**What to produce:**
Across the entries that follow, how many lines have the word "Google" in them? Give only the number.

**Available data:**
━━━━━━━━━━━━━━━━━━━━
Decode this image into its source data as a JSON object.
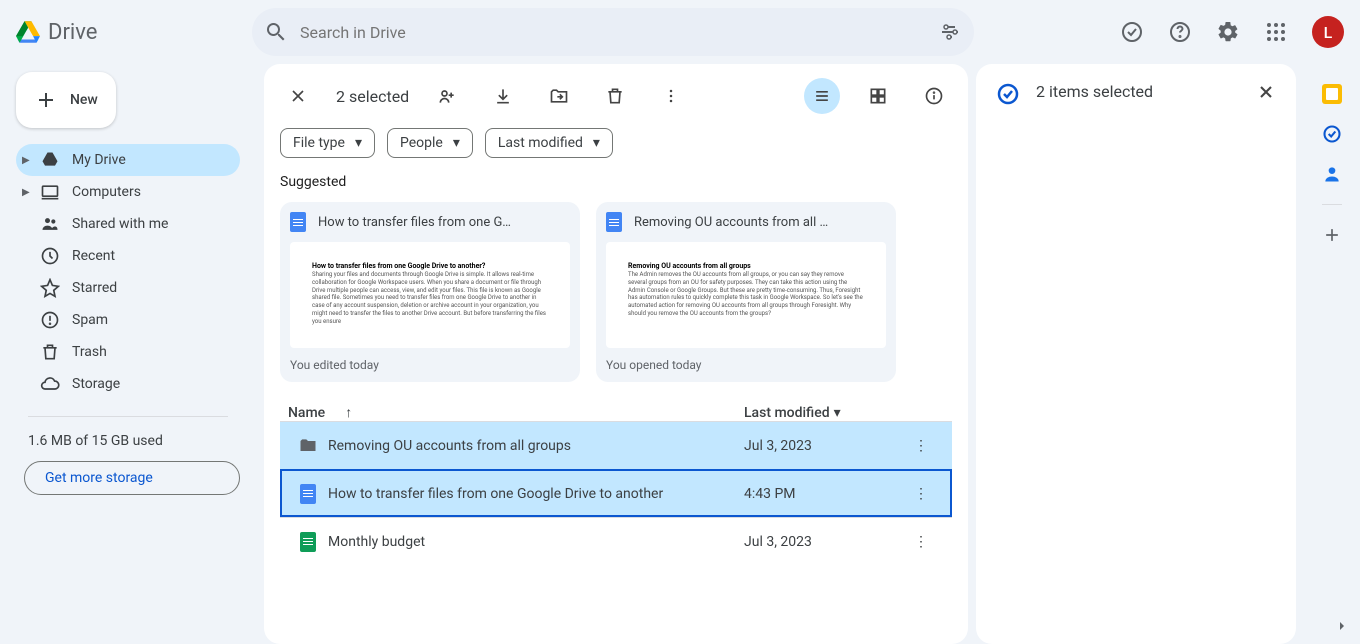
{
  "app": {
    "name": "Drive",
    "avatar_letter": "L"
  },
  "search": {
    "placeholder": "Search in Drive"
  },
  "sidebar": {
    "new_label": "New",
    "items": [
      {
        "label": "My Drive",
        "icon": "drive"
      },
      {
        "label": "Computers",
        "icon": "computer"
      },
      {
        "label": "Shared with me",
        "icon": "shared"
      },
      {
        "label": "Recent",
        "icon": "recent"
      },
      {
        "label": "Starred",
        "icon": "star"
      },
      {
        "label": "Spam",
        "icon": "spam"
      },
      {
        "label": "Trash",
        "icon": "trash"
      },
      {
        "label": "Storage",
        "icon": "storage"
      }
    ],
    "storage_used": "1.6 MB of 15 GB used",
    "storage_cta": "Get more storage"
  },
  "selection_bar": {
    "count_label": "2 selected"
  },
  "chips": {
    "file_type": "File type",
    "people": "People",
    "last_modified": "Last modified"
  },
  "suggested": {
    "title": "Suggested",
    "cards": [
      {
        "title": "How to transfer files from one G…",
        "meta": "You edited today",
        "thumb_title": "How to transfer files from one Google Drive to another?",
        "thumb_body": "Sharing your files and documents through Google Drive is simple. It allows real-time collaboration for Google Workspace users. When you share a document or file through Drive multiple people can access, view, and edit your files. This file is known as Google shared file. Sometimes you need to transfer files from one Google Drive to another in case of any account suspension, deletion or archive account in your organization, you might need to transfer the files to another Drive account. But before transferring the files you ensure"
      },
      {
        "title": "Removing OU accounts from all …",
        "meta": "You opened today",
        "thumb_title": "Removing OU accounts from all groups",
        "thumb_body": "The Admin removes the OU accounts from all groups, or you can say they remove several groups from an OU for safety purposes. They can take this action using the Admin Console or Google Groups. But these are pretty time-consuming. Thus, Foresight has automation rules to quickly complete this task in Google Workspace. So let's see the automated action for removing OU accounts from all groups through Foresight. Why should you remove the OU accounts from the groups?"
      }
    ]
  },
  "columns": {
    "name": "Name",
    "modified": "Last modified"
  },
  "files": [
    {
      "name": "Removing OU accounts from all groups",
      "modified": "Jul 3, 2023",
      "type": "folder"
    },
    {
      "name": "How to transfer files from one Google Drive to another",
      "modified": "4:43 PM",
      "type": "doc"
    },
    {
      "name": "Monthly budget",
      "modified": "Jul 3, 2023",
      "type": "sheet"
    }
  ],
  "details": {
    "title": "2 items selected"
  }
}
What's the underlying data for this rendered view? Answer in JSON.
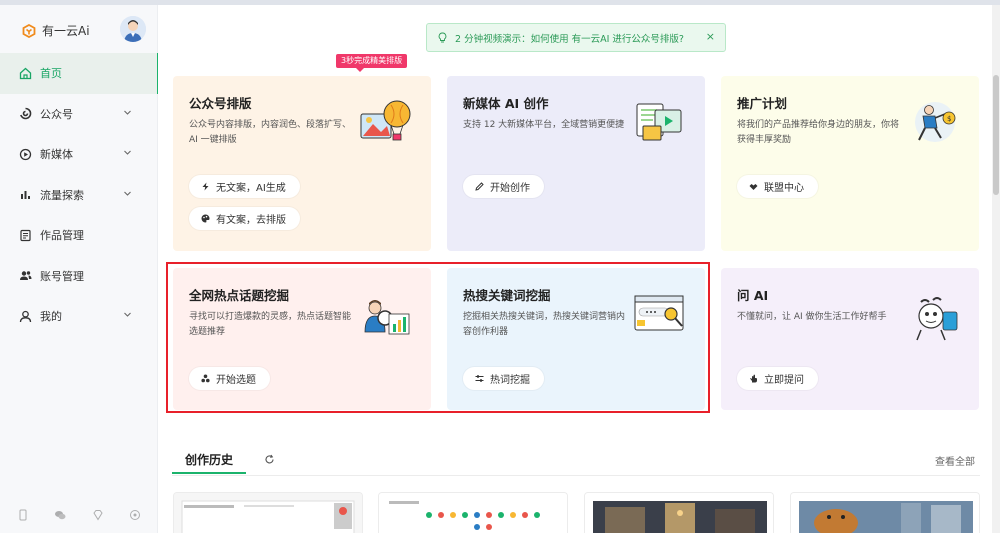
{
  "brand": {
    "name": "有一云Ai"
  },
  "sidebar": {
    "items": [
      {
        "label": "首页",
        "icon": "home-icon",
        "has_chevron": false,
        "active": true
      },
      {
        "label": "公众号",
        "icon": "swirl-icon",
        "has_chevron": true
      },
      {
        "label": "新媒体",
        "icon": "play-circle-icon",
        "has_chevron": true
      },
      {
        "label": "流量探索",
        "icon": "bar-chart-icon",
        "has_chevron": true
      },
      {
        "label": "作品管理",
        "icon": "document-icon",
        "has_chevron": false
      },
      {
        "label": "账号管理",
        "icon": "users-icon",
        "has_chevron": false
      },
      {
        "label": "我的",
        "icon": "user-icon",
        "has_chevron": true
      }
    ],
    "footer_icons": [
      "phone-icon",
      "wechat-icon",
      "diamond-icon",
      "settings-icon"
    ]
  },
  "banner": {
    "text": "2 分钟视频演示：如何使用 有一云AI 进行公众号排版?",
    "close": "×"
  },
  "badge": {
    "text": "3秒完成精美排版"
  },
  "cards": {
    "c1": {
      "title": "公众号排版",
      "desc": "公众号内容排版，内容润色、段落扩写、AI 一键排版",
      "btn1": "无文案，AI生成",
      "btn2": "有文案，去排版"
    },
    "c2": {
      "title": "新媒体 AI 创作",
      "desc": "支持 12 大新媒体平台，全域营销更便捷",
      "btn1": "开始创作"
    },
    "c3": {
      "title": "推广计划",
      "desc": "将我们的产品推荐给你身边的朋友，你将获得丰厚奖励",
      "btn1": "联盟中心"
    },
    "c4": {
      "title": "全网热点话题挖掘",
      "desc": "寻找可以打造爆款的灵感，热点话题智能选题推荐",
      "btn1": "开始选题"
    },
    "c5": {
      "title": "热搜关键词挖掘",
      "desc": "挖掘相关热搜关键词，热搜关键词营销内容创作利器",
      "btn1": "热词挖掘"
    },
    "c6": {
      "title": "问 AI",
      "desc": "不懂就问，让 AI 做你生活工作好帮手",
      "btn1": "立即提问"
    }
  },
  "history": {
    "tab": "创作历史",
    "view_all": "查看全部"
  },
  "colors": {
    "accent": "#1bb36c",
    "card1_bg": "#fef3e6",
    "card2_bg": "#ececf9",
    "card3_bg": "#fdfdea",
    "card4_bg": "#fff0ee",
    "card5_bg": "#eaf4fc",
    "card6_bg": "#f5effa",
    "highlight": "#e8202a",
    "badge": "#f0386a"
  }
}
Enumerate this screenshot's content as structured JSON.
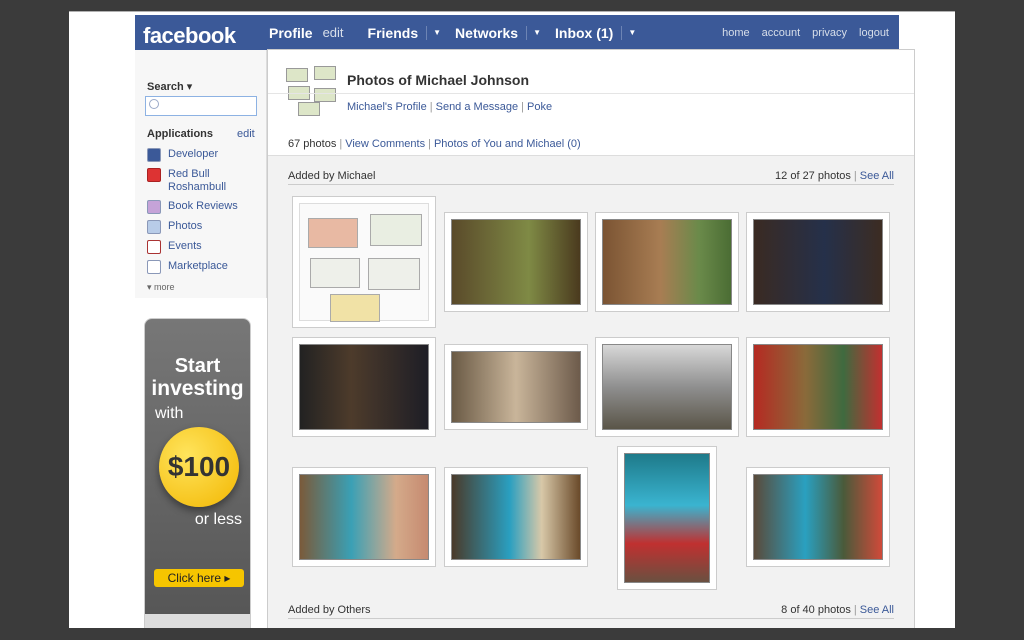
{
  "logo": "facebook",
  "nav": {
    "profile": "Profile",
    "edit": "edit",
    "friends": "Friends",
    "networks": "Networks",
    "inbox": "Inbox (1)",
    "right": [
      "home",
      "account",
      "privacy",
      "logout"
    ]
  },
  "sidebar": {
    "search_label": "Search ▾",
    "applications": "Applications",
    "apps_edit": "edit",
    "items": [
      {
        "label": "Developer",
        "icon": "developer-icon"
      },
      {
        "label": "Red Bull Roshambull",
        "icon": "redbull-icon"
      },
      {
        "label": "Book Reviews",
        "icon": "book-icon"
      },
      {
        "label": "Photos",
        "icon": "photos-icon"
      },
      {
        "label": "Events",
        "icon": "events-icon"
      },
      {
        "label": "Marketplace",
        "icon": "marketplace-icon"
      }
    ],
    "more": "▾ more"
  },
  "ad": {
    "line1": "Start",
    "line2": "investing",
    "line3": "with",
    "amount": "$100",
    "line4": "or less",
    "button": "Click here ▸"
  },
  "main": {
    "title": "Photos of Michael Johnson",
    "links": [
      "Michael's Profile",
      "Send a Message",
      "Poke"
    ],
    "count": "67 photos",
    "stat_links": [
      "View Comments",
      "Photos of You and Michael (0)"
    ]
  },
  "sections": [
    {
      "title": "Added by Michael",
      "count": "12 of 27 photos",
      "see_all": "See All"
    },
    {
      "title": "Added by Others",
      "count": "8 of 40 photos",
      "see_all": "See All"
    }
  ],
  "colors": {
    "brand": "#3b5998",
    "link": "#3b5998"
  }
}
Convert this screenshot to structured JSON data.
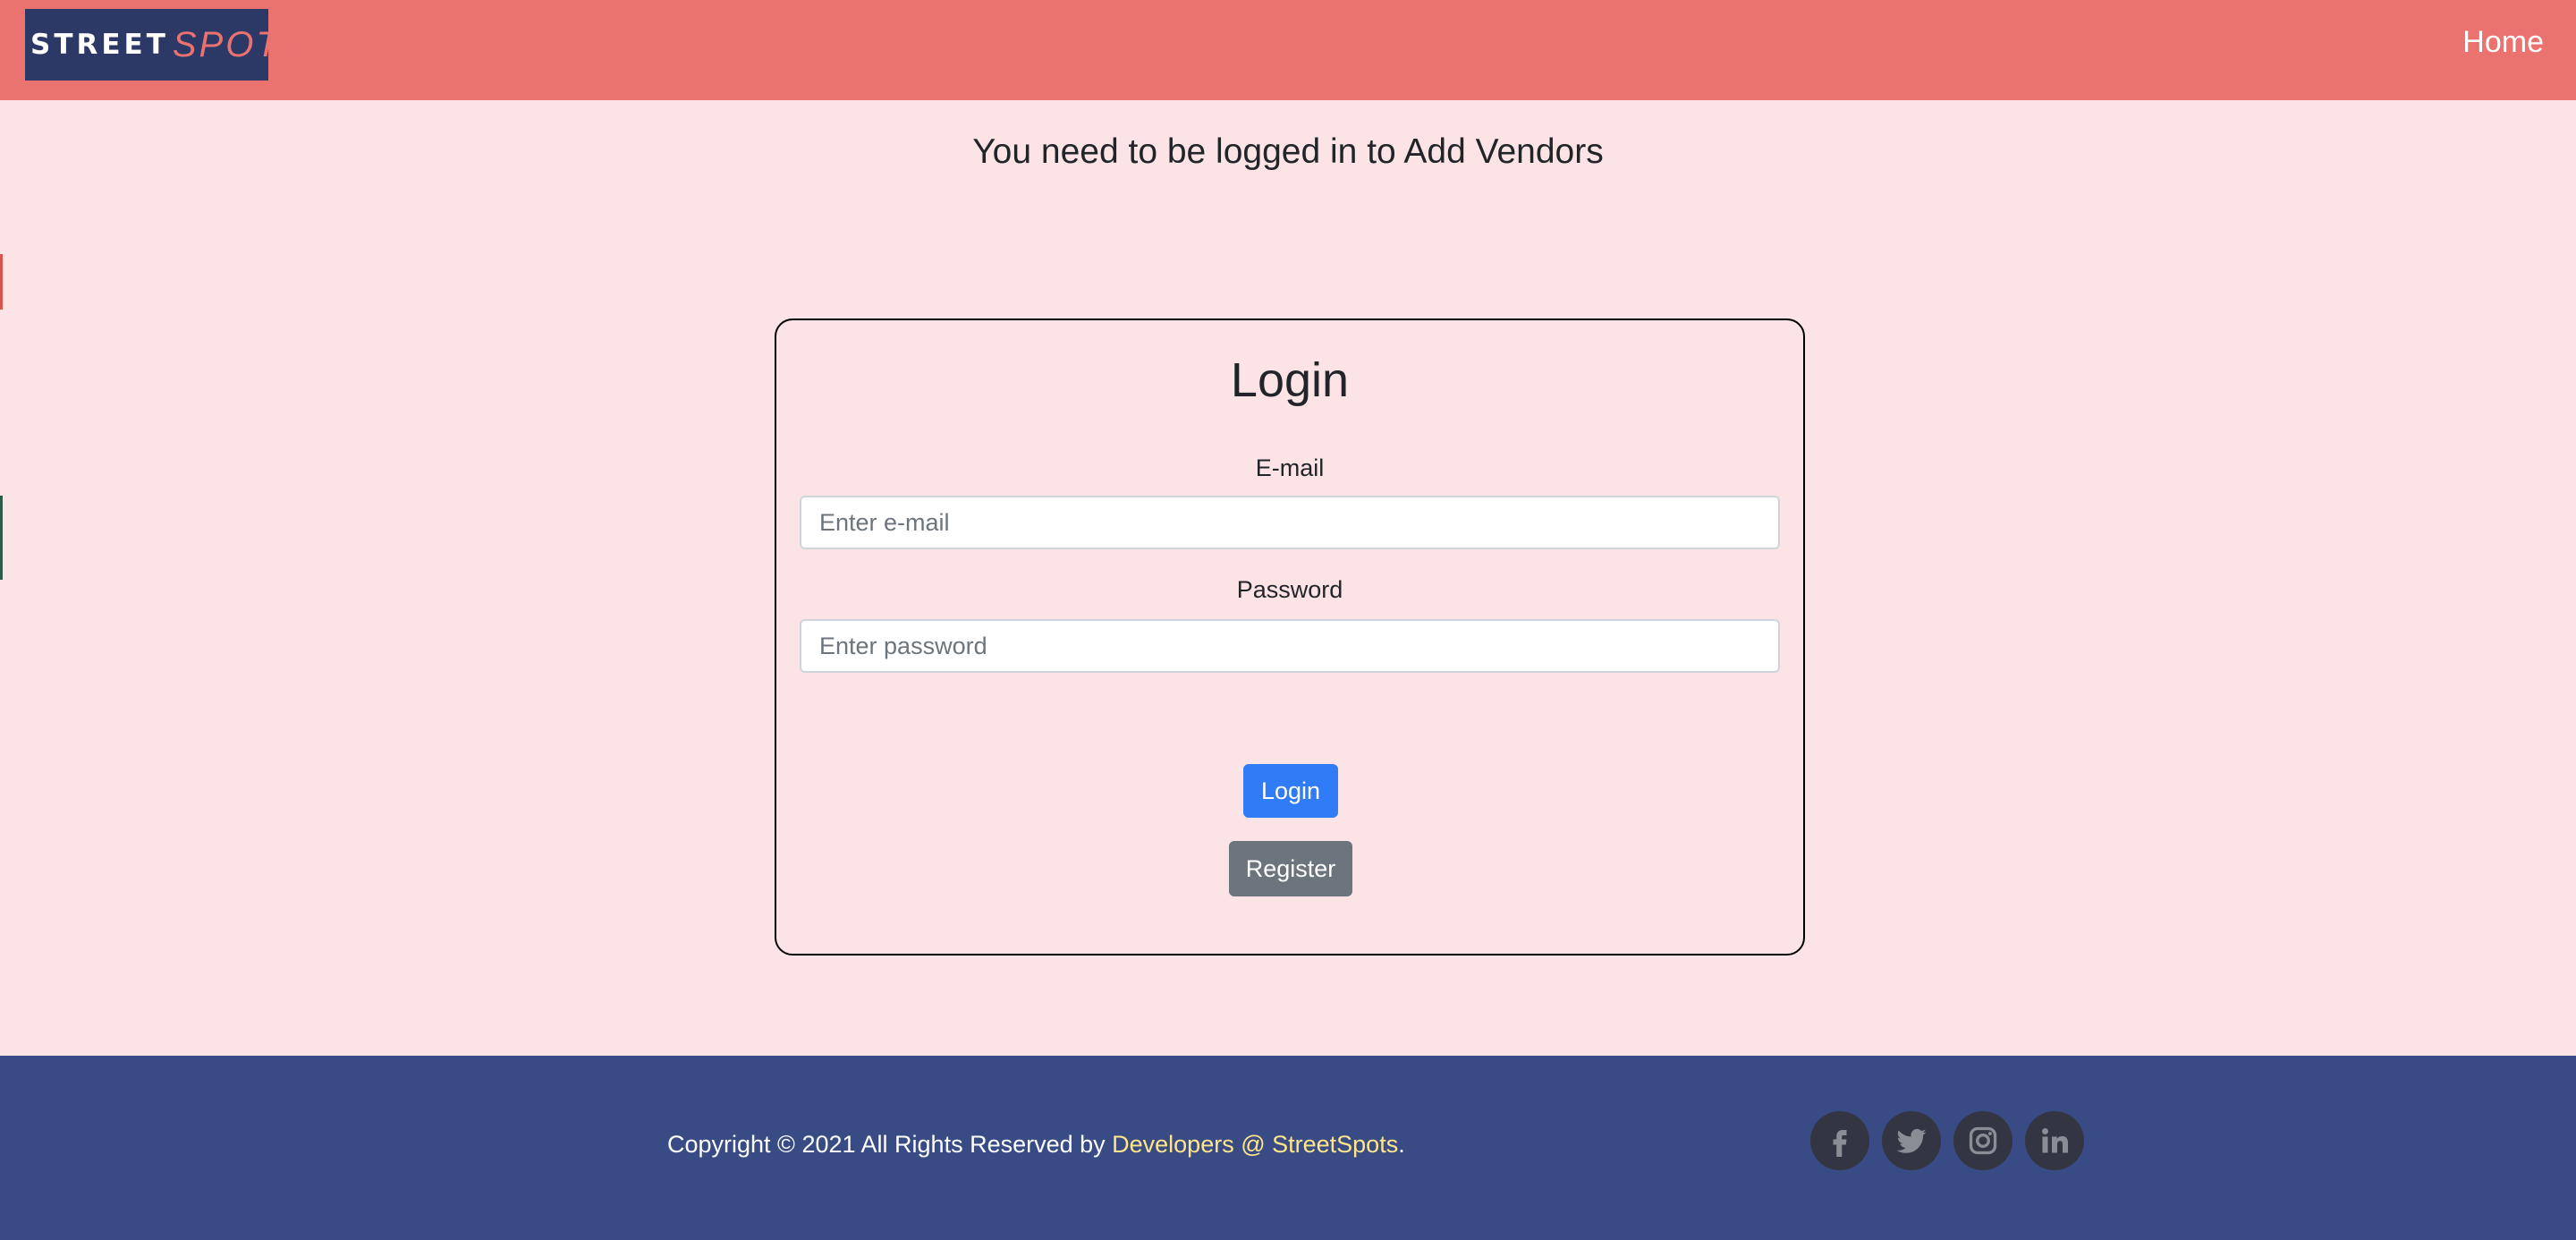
{
  "header": {
    "logo_street": "STREET",
    "logo_spots": "SPOTS",
    "home_label": "Home"
  },
  "notice": "You need to be logged in to Add Vendors",
  "login_card": {
    "title": "Login",
    "email_label": "E-mail",
    "email_placeholder": "Enter e-mail",
    "password_label": "Password",
    "password_placeholder": "Enter password",
    "login_button": "Login",
    "register_button": "Register"
  },
  "footer": {
    "copyright_prefix": "Copyright © 2021 All Rights Reserved by ",
    "developers_link": "Developers @ StreetSpots",
    "copyright_suffix": ".",
    "social_icons": [
      "facebook-icon",
      "twitter-icon",
      "instagram-icon",
      "linkedin-icon"
    ]
  },
  "colors": {
    "header_bg": "#ea7370",
    "page_bg": "#fce4e6",
    "footer_bg": "#394b84",
    "login_button": "#2f7cf6",
    "register_button": "#6c757d",
    "link": "#ffe58a"
  }
}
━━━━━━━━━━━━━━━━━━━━
**Response to this task:**
4